■ PROBLEM DESCRIPTION ■
Please report each line in the material below that includes "screenshot".

■ EXERCISE INPUTS ■
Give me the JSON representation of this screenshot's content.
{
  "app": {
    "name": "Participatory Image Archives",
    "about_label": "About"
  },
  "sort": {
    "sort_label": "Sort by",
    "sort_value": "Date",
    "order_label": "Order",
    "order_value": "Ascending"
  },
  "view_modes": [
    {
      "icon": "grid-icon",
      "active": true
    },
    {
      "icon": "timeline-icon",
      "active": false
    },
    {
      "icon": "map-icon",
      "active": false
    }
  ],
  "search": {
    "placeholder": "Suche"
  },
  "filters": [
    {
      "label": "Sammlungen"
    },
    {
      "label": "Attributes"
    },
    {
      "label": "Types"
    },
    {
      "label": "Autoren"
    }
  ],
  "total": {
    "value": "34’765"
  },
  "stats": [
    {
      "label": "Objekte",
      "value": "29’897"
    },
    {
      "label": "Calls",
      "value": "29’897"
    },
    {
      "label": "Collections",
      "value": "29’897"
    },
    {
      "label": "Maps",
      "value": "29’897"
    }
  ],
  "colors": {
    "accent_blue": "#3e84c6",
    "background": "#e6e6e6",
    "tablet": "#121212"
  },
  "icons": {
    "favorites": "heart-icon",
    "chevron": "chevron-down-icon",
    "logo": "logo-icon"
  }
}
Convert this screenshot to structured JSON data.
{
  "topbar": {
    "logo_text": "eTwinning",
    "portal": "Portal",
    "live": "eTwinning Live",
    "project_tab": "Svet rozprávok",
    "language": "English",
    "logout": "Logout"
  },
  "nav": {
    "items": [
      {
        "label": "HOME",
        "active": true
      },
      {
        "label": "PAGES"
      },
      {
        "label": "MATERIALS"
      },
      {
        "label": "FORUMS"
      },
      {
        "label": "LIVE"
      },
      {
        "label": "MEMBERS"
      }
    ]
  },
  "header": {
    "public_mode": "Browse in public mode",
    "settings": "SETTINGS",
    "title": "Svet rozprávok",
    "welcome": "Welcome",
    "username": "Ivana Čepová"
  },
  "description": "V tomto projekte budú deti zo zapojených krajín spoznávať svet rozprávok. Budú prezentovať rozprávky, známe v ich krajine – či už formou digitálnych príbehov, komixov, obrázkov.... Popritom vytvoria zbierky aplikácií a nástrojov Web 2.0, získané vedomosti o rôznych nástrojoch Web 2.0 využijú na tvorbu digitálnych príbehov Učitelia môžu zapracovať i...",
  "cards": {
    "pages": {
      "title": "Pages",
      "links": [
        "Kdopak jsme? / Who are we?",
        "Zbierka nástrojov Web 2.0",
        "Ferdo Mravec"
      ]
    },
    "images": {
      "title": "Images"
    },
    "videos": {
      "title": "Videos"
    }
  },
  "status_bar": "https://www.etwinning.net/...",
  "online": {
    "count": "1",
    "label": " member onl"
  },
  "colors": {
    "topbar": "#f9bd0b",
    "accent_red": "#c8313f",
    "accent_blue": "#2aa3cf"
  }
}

■ EXERCISE RESULT ■
Give me the JSON representation of this screenshot's content.
Convert this screenshot to structured JSON data.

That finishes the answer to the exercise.